Award winning independent menswear and womenswear boutique, Disorder, has revealed its brand new summer collection.
Based around ‘Protection from the Evil Eye’, the Needless Alley boutique drew inspiration for this season’s T-shirt collection from Sixties Pschedia, the Ancient Kingdom of Bagan and the Hamsa, ‘Evil Eyes’, a palm shaped symbol recognised across the globe.
The photo shoot by Paul Ward features model Aiden Tielli – all designs are available to buy at Disorder Boutqiue on Needless Alley (Just off New Street).
The story behind the Hamsa
Popularised throughout the Middle East and North Africa, depicting the open right hand, the Hamsa is an image recognised and used as a sign of protection in many societies throughout history, believed to provide defense against the evil eye. The symbol predates Judaism, Christianity and Islam, but is universally used in all cultures.
Levantine Christians refer to the Hamsa as the hand of Mary (Virgin Mary). Jews refer to it as the hand of Miriam in remembrance of the biblical Miriam, sister of Moses and Aaron. In Islam, the Hamsa is called the Hand of Fatima, in honor of one of the daughters of the Prophet Mohammed. Some say that in Islamic tradition the five fingers represent the Five Pillars of Islam In Ottoman Turkish – this sign is called: ‘pence-i al-i aba’, with ‘pence’ meaning ‘hand’ or ‘five’, referring to the household of the Islamic prophet Muhammed.
The evil eye is a malevolent look that many cultures believe able to cause injury or misfortune for the person at whom it is directed for reasons of envy or dislike.

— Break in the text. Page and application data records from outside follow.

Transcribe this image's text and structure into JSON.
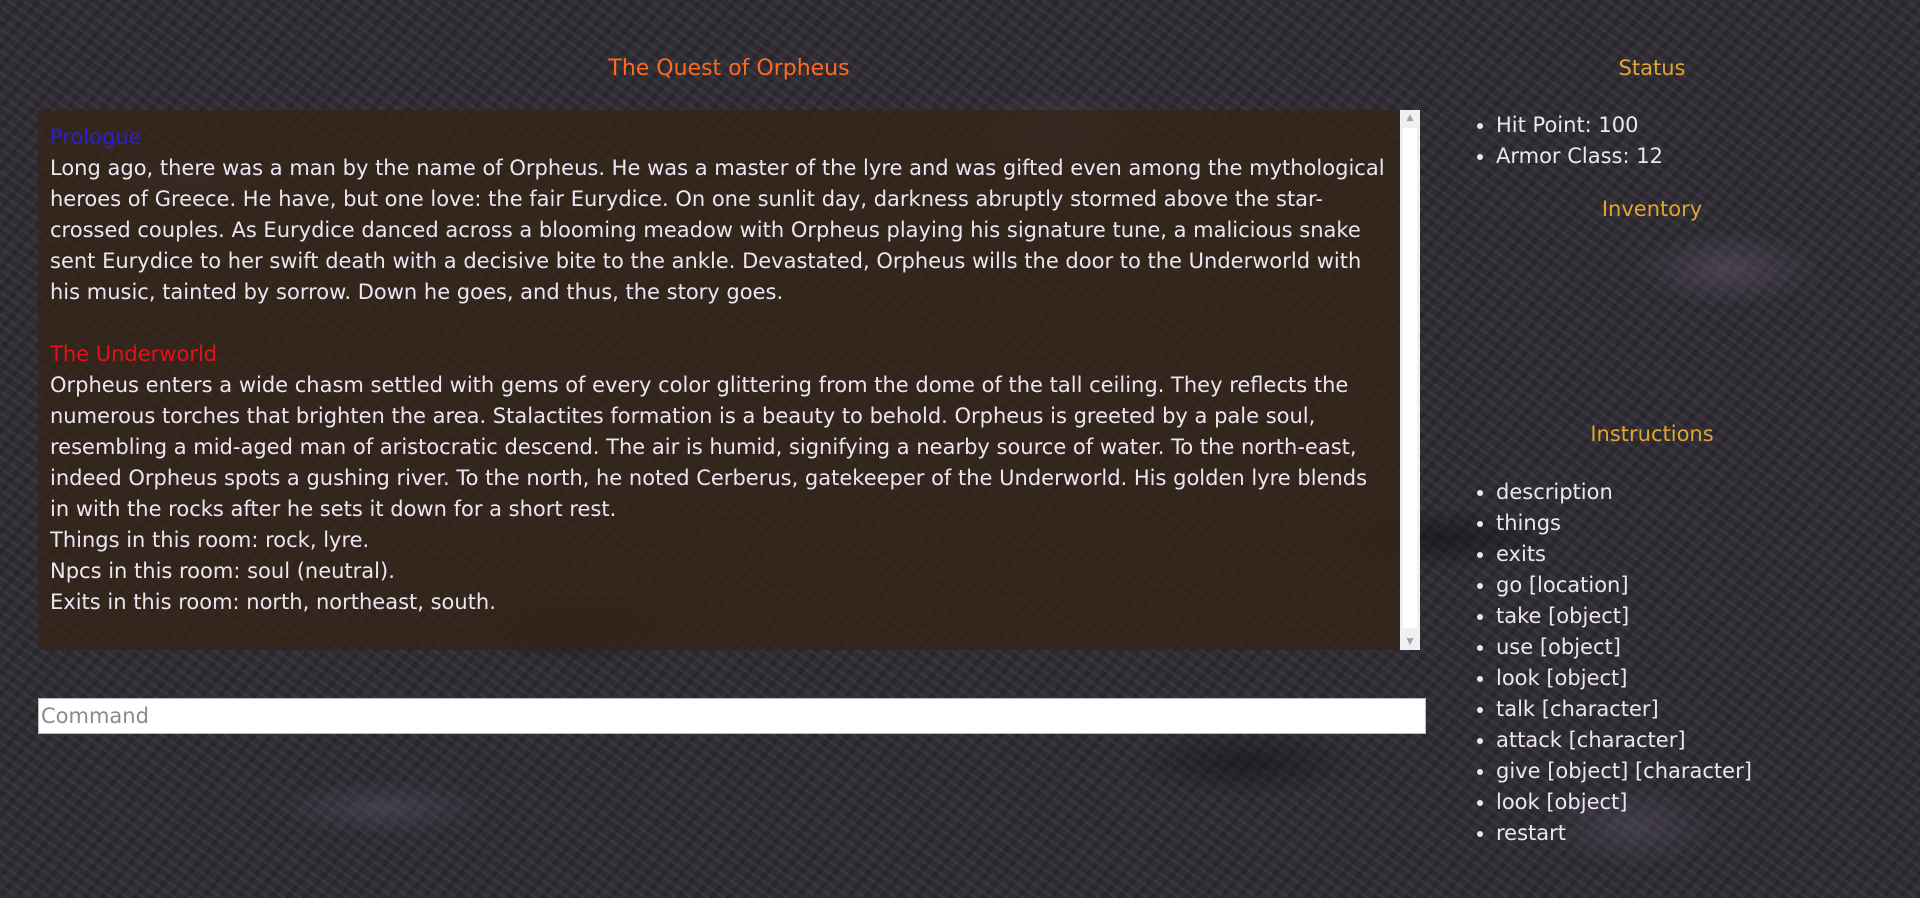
{
  "game": {
    "title": "The Quest of Orpheus"
  },
  "story": {
    "prologue_heading": "Prologue",
    "prologue_text": "Long ago, there was a man by the name of Orpheus. He was a master of the lyre and was gifted even among the mythological heroes of Greece. He have, but one love: the fair Eurydice. On one sunlit day, darkness abruptly stormed above the star-crossed couples. As Eurydice danced across a blooming meadow with Orpheus playing his signature tune, a malicious snake sent Eurydice to her swift death with a decisive bite to the ankle. Devastated, Orpheus wills the door to the Underworld with his music, tainted by sorrow. Down he goes, and thus, the story goes.",
    "room_heading": "The Underworld",
    "room_text": "Orpheus enters a wide chasm settled with gems of every color glittering from the dome of the tall ceiling. They reflects the numerous torches that brighten the area. Stalactites formation is a beauty to behold. Orpheus is greeted by a pale soul, resembling a mid-aged man of aristocratic descend. The air is humid, signifying a nearby source of water. To the north-east, indeed Orpheus spots a gushing river. To the north, he noted Cerberus, gatekeeper of the Underworld. His golden lyre blends in with the rocks after he sets it down for a short rest.",
    "things_line": "Things in this room: rock, lyre.",
    "npcs_line": "Npcs in this room: soul (neutral).",
    "exits_line": "Exits in this room: north, northeast, south."
  },
  "command": {
    "placeholder": "Command",
    "value": ""
  },
  "status": {
    "heading": "Status",
    "items": [
      "Hit Point: 100",
      "Armor Class: 12"
    ]
  },
  "inventory": {
    "heading": "Inventory",
    "items": []
  },
  "instructions": {
    "heading": "Instructions",
    "items": [
      "description",
      "things",
      "exits",
      "go [location]",
      "take [object]",
      "use [object]",
      "look [object]",
      "talk [character]",
      "attack [character]",
      "give [object] [character]",
      "look [object]",
      "restart"
    ]
  },
  "colors": {
    "title": "#ff6a1f",
    "prologue_heading": "#2a1fd6",
    "room_heading": "#e6101a",
    "sidebar_heading": "#e0a630",
    "text": "#ece6f2"
  }
}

Talismans created to protect against the evil eye are also frequently called “evil eyes”. The term also refers to the power attributed to certain persons of inflicting injury or bad luck by such an envious or ill-wishing look. The evil eye is usually given to others who remain unaware.